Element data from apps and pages
[Start of Attachment]

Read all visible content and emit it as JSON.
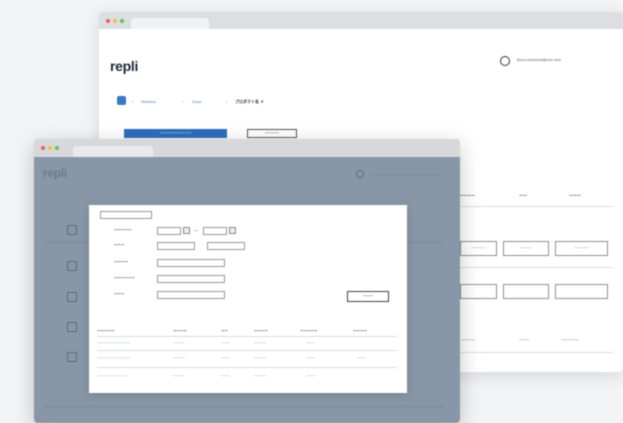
{
  "colors": {
    "accent": "#2f6fbd",
    "link": "#3b78c2",
    "overlay": "#8897a8",
    "dot_red": "#ee5f57",
    "dot_yellow": "#f5be4f",
    "dot_green": "#5fc453"
  },
  "back_window": {
    "logo": "repli",
    "user_email": "itooo.ooooooo@ooo.ooo",
    "breadcrumb": {
      "items": [
        "Webtour",
        "Oooo"
      ],
      "current": "プロダクト名 ▼"
    },
    "primary_button": "ーーーーーーーーー",
    "secondary_button": "ーーーー",
    "note": "ーーーーーーーーーーーーーーーーーーーーーーーーーーーーーーーーーーーー",
    "table_headers": [
      "ーーーー",
      "ーー",
      "ーーー"
    ],
    "row_buttons": [
      "ーーーーー",
      "ーーーー",
      "ーーーーー"
    ],
    "row_texts": [
      "ーーーー",
      "ーーー",
      "ーーーーー"
    ]
  },
  "front_window": {
    "logo": "repli",
    "modal": {
      "labels": [
        "ーーーーー",
        "ーーー",
        "ーーーー",
        "ーーーーーー",
        "ーーー"
      ],
      "search_button": "ーーー",
      "table_headers": [
        "ーーーーー",
        "ーーーー",
        "ーー",
        "ーーーー",
        "ーーーーー",
        "ーーーー"
      ],
      "rows": [
        {
          "name": "ーーーーーーーーーーー",
          "c1": "ーーーー",
          "c2": "ーーー",
          "c3": "ーーーー",
          "c4": "ーーー",
          "c5": ""
        },
        {
          "name": "ーーーーーーーーーーー",
          "c1": "ーーーー",
          "c2": "ーーー",
          "c3": "ーーーー",
          "c4": "ーーー",
          "c5": "ーーー"
        },
        {
          "name": "ーーーーーーーーーー",
          "c1": "ーーーー",
          "c2": "ーーー",
          "c3": "ーーーー",
          "c4": "ーーー",
          "c5": ""
        }
      ]
    }
  }
}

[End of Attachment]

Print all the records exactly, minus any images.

Read all visible content and emit it as JSON.
{
  "colors": {
    "accent": "#2f6fbd",
    "link": "#3b78c2",
    "overlay": "#8897a8",
    "dot_red": "#ee5f57",
    "dot_yellow": "#f5be4f",
    "dot_green": "#5fc453"
  },
  "back_window": {
    "logo": "repli",
    "user_email": "itooo.ooooooo@ooo.ooo",
    "breadcrumb": {
      "items": [
        "Webtour",
        "Oooo"
      ],
      "current": "プロダクト名 ▼"
    },
    "primary_button": "ーーーーーーーーー",
    "secondary_button": "ーーーー",
    "note": "ーーーーーーーーーーーーーーーーーーーーーーーーーーーーーーーーーーーー",
    "table_headers": [
      "ーーーー",
      "ーー",
      "ーーー"
    ],
    "row_buttons": [
      "ーーーーー",
      "ーーーー",
      "ーーーーー"
    ],
    "row_texts": [
      "ーーーー",
      "ーーー",
      "ーーーーー"
    ]
  },
  "front_window": {
    "logo": "repli",
    "modal": {
      "labels": [
        "ーーーーー",
        "ーーー",
        "ーーーー",
        "ーーーーーー",
        "ーーー"
      ],
      "search_button": "ーーー",
      "table_headers": [
        "ーーーーー",
        "ーーーー",
        "ーー",
        "ーーーー",
        "ーーーーー",
        "ーーーー"
      ],
      "rows": [
        {
          "name": "ーーーーーーーーーーー",
          "c1": "ーーーー",
          "c2": "ーーー",
          "c3": "ーーーー",
          "c4": "ーーー",
          "c5": ""
        },
        {
          "name": "ーーーーーーーーーーー",
          "c1": "ーーーー",
          "c2": "ーーー",
          "c3": "ーーーー",
          "c4": "ーーー",
          "c5": "ーーー"
        },
        {
          "name": "ーーーーーーーーーー",
          "c1": "ーーーー",
          "c2": "ーーー",
          "c3": "ーーーー",
          "c4": "ーーー",
          "c5": ""
        }
      ]
    }
  }
}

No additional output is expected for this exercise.